The changes are occurring as banks continue pressing to cut costs. Relatively low interest rates have pressured profits, while both trading and lending have hit weak spots in recent quarters.

New York-based J.P. Morgan will use GE unit Current's energy-management system of sensors, software and lighting controls to reduce electric and gas consumption by 15% and water consumption from irrigation systems by 20% in 4,500 of the bank's roughly 5,300 branches.

The bank is piloting the changes in 10 branches in the New York City area, with plans to roll it out nationwide in the second half of 2018, said David Owen, J.P. Morgan's chief administrative officer.

While saving $20 million or so each year wouldn't put much of a dent in a company that projects expenses of $58 billion in 2017, it could help add momentum for branches at a time when they need to justify their costs as more customers turn to mobile banking apps.
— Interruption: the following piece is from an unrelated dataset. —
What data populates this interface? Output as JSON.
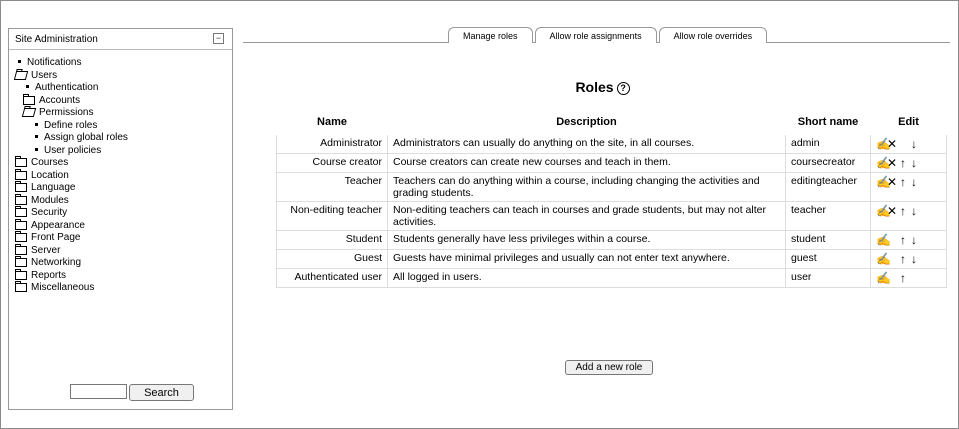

It is also designed as an environmentally friendly move that could appeal to some millennial customers and potential employees.

Specific changes in store for the J.P. Morgan Chase branches: automating lights; using occupancy sensors in facilities; and remotely controlling heating, cooling and irrigation systems.

That data will go into the bank's Network Operations Center, hosted in the cloud, and help the bank use less lighting and water when it isn't needed, Mr. Owen said.

It is also likely to reduce maintenance expenses, since the bank can check if a building is burning more electricity than it should or check potential installation problems, such as whether a door or window isn't sealing properly.

Customers are unlikely to notice many changes, though Mr. Owen said problems like the outage of an air-conditioning unit could be spotted ahead of time, before employees and customers are inconvenienced.

The move follows the bank's partnership last year with GE to install LED lighting in 5,000 of its branches. Around half the installations have been done so far and the rest are expected to be completed by year-end.

(END) Dow Jones Newswires

June 28, 2017 00:15 ET (04:15 GMT)